"Flyover Country" Is an Insult to Midwesterners Like Me. So Is "Heartland" Sentimentality.
March 22, 2014
Three writers set out to defend the region and end up committing the same common mistake.
Waiting in the Midwest
December 21, 2012
17, a virgin, I clean motel rooms, stripping down the beds, dumping ashtrays, cleaning until the bed, desk, and biblecoalesce in a gritty harmony.I clean because I'm the boss'daughtersurrounded by womenwho actually clean for a living,others who actua
Don't Focus On National Early Voting Numbers
November 01, 2012
The early voting states lean to the right.
Nobody Likes Mitt
September 13, 2012
If Romney loses, it’ll be because voters don't like him. That doesn't mean they're being superficial.
The Ohio Strategy
September 10, 2012
The Obama campaign is doubling down on their advantage in Ohio.
Meet Mark Pocan, the Original ALEC Spy
July 25, 2012
Today is the first day of the American Legislative Exchange Council’s (ALEC) annual meeting. State legislators from around the country will be attending, as will representatives from corporations looking to pitch model legislation. There will also be spies. Activists from several progressive groups will sneak into the Salt Lake City conference, (at least, they'll try), in hopes of capturing some of ALEC's model legislation.
With Obama struggling among independent voters and Democrats likely to constitute a slightly larger share of the electorate than Republicans, Romney will probably carry independents in a close national election.
Super PAC Expands Midwestern Playing Field
July 12, 2012
If there’s anywhere the GOP’s fundraising advantage could pay dividends, it’s in the demographically vulnerable and undefended flank of Obama’s path to 270: the Upper Midwest.
The Diversity of the White Working Class
June 19, 2012
Are Republicans increasingly becoming the party of the white working class? So says Jonathan Haidt, but political scientist Larry Bartels offers up a convincing response: While the white working class has trended toward Republicans over the last few decades, the movement is exclusively a Southern phenomenon.

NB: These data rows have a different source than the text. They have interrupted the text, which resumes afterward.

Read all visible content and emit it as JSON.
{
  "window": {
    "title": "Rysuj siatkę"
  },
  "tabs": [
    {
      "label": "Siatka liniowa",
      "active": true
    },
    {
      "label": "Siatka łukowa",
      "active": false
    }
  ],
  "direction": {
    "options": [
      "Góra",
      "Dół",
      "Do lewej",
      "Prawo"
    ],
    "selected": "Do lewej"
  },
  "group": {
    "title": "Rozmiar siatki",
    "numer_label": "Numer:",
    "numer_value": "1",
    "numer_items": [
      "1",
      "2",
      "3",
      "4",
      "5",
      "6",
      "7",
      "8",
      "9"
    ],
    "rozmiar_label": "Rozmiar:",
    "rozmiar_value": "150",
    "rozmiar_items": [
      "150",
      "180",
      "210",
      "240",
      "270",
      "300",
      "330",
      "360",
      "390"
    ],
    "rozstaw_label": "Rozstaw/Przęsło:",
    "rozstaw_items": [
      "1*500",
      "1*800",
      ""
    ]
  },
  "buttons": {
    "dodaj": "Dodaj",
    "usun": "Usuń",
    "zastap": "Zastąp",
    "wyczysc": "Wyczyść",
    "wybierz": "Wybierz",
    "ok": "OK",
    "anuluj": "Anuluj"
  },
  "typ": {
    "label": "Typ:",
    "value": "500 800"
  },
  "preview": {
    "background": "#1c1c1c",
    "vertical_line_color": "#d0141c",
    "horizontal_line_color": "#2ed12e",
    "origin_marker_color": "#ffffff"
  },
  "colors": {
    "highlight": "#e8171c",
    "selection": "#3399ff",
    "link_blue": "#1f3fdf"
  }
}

With the financial balance of power shifting toward the Republicans, Democrats are understandably alarmed that a deluge of cash from outside groups and Wall Street could swamp Obama’s reelection efforts. As an initial step, the Obama campaign has concentrated their expenditures on a smaller number of swing states, ensuring that they at least remain competitive in the markets they consider most important. But when you concentrate resources, some areas end up short-changed, and the decision to narrow the playing field has left Obama without substantial purchases in several media markets.